Early voting in November 2015 at the State Archives Building in Baton Rouge.

Louisiana is one of three states apparently targeted by the Russian government as it sought to send poll monitors to voting precincts in the United States to watch the Nov. 8 presidential election.

But Secretary of State Tom Schedler, after consulting with the U.S. Department of Homeland Security and FBI, denied the foreign government's request.

The news came to light on Thursday following reports in Russia's state-run media outlets, Izvestia daily and RT, and at a time when GOP presidential candidate Donald Trump continues to raise questions about the integrity of the U.S. elections system.

Early voting runs for a week in Louisiana beginning on Tuesday.

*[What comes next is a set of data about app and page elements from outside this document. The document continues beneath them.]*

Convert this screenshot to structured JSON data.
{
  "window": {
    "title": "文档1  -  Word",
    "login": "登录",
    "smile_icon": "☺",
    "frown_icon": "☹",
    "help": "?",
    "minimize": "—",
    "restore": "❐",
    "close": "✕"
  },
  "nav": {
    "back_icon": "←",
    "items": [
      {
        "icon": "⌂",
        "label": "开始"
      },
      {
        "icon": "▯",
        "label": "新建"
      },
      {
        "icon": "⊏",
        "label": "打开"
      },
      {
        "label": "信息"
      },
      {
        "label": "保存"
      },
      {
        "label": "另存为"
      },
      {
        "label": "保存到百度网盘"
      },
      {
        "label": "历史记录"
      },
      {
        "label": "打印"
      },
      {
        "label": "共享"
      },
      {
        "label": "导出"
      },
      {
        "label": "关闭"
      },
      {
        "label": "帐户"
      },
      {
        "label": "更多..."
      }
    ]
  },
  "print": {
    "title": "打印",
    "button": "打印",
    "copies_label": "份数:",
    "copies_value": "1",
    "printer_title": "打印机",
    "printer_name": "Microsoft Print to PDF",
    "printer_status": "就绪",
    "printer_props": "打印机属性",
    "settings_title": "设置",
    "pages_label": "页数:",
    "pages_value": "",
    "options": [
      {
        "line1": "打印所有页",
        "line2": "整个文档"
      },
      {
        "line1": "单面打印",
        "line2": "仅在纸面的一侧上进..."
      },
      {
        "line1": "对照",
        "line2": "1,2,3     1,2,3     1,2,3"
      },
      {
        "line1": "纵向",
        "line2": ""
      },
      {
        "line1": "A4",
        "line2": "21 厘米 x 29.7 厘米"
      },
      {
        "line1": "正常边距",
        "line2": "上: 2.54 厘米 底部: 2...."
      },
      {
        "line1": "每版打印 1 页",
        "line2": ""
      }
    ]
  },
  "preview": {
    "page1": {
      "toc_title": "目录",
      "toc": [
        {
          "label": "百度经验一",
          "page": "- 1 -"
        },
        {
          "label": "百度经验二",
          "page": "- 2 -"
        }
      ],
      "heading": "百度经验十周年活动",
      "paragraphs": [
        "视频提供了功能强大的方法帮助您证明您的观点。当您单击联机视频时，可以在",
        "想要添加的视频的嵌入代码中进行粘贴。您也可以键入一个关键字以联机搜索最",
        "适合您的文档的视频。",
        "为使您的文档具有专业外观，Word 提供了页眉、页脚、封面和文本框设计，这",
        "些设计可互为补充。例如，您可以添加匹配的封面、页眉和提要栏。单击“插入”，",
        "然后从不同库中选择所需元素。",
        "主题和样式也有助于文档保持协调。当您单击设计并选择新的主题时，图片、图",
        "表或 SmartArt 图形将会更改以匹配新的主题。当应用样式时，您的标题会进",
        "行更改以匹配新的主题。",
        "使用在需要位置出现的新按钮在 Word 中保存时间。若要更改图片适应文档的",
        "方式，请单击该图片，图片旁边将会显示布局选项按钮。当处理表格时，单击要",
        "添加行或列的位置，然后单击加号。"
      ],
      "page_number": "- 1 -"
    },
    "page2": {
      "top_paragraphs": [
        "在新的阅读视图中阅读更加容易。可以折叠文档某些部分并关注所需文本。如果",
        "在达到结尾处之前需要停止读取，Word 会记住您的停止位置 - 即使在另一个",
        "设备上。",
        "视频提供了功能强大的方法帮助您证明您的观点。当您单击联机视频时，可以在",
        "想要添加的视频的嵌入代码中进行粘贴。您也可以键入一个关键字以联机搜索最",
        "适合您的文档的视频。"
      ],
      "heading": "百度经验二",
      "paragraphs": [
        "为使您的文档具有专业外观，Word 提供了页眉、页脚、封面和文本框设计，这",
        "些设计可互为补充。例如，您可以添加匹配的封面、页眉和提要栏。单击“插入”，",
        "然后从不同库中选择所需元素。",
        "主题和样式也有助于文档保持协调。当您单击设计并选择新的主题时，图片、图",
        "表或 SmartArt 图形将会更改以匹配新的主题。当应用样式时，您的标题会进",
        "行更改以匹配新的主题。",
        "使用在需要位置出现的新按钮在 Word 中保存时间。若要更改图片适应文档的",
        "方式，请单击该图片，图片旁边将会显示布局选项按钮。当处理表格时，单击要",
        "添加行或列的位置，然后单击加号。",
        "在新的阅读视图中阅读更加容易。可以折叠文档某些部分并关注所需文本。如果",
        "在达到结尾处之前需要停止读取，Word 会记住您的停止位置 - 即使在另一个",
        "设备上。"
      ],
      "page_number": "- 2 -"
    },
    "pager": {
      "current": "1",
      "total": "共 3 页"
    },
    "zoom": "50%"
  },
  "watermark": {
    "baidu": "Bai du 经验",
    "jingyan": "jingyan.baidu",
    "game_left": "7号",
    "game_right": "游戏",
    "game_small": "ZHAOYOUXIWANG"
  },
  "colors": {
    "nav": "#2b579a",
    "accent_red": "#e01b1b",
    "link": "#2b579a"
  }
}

“Let me strongly reassure the voters of Louisiana that the integrity of the election process in our state is secure,” Schedler told The Advocate on Thursday. “We may have had a checkered past in this state, but we now have some of the most robust laws in the nation, including our photo I.D. law. My job is to make voting easy and cheating hard. It’s a delicate balance to make sure our citizens can vote without hassle, but that those who choose to break the law are easily detected. Additionally, our voting machines are never connected to the internet and are backed up with a printable audit trail after each election. Voter fraud is no joking matter and executing a fair election is one we all take very seriously.”

In a letter dated Sept. 24, Alexander K. Zakharov, the Russian consul general in Houston, asked for Schedler's help in allowing a representative "to be present (for a short period of time, when convenient) at one of the ballot station of Louisiana with the goal of studying the US experience in organization of voting process during The United Stated States Presidential Elections [sic]."

After seeking advice from the U.S. feds, Schedler replied that, due to catastrophic flooding that swept across South Louisiana in August, his office would be unable to assist the Russian government.

"Had this flood event not occurred, we certainly would have been open to such a visit, but I cannot meet such a request with the situation I currently have in front of me," Schedler replied. "I hope you take this in the spirit for which it is intended, but I would ask you please contact me in 2020 if you still are desirous to visit a precinct in a presidential election."

He added that he wished the Russians luck in securing opportunities in other states.

But Russian leaders, in the reports from state-run media, characterized the rejection from Louisiana, Texas and Oklahoma as (translated) "We do not want to see you and goodbye."

Trump, who has been trailing Democratic rival Hillary Clinton in recent polls, has complained that he believed the election was being "rigged" against him.

During Wednesday night's presidential debate, he would not say whether he would accept the results on Election Day, saying he would keep the country "in suspense."

On Thursday, he doubled-down on those remarks during a campaign stop in Ohio, promising to accept the results "if I win."

Meanwhile, federal officials have accused Russia of attempting to meddle in the U.S. election process and alleged that Russia is behind a series of computer hacks that led to leaked embarrassing emails tied to the Clinton campaign.

Follow Elizabeth Crisp on Twitter, @elizabethcrisp.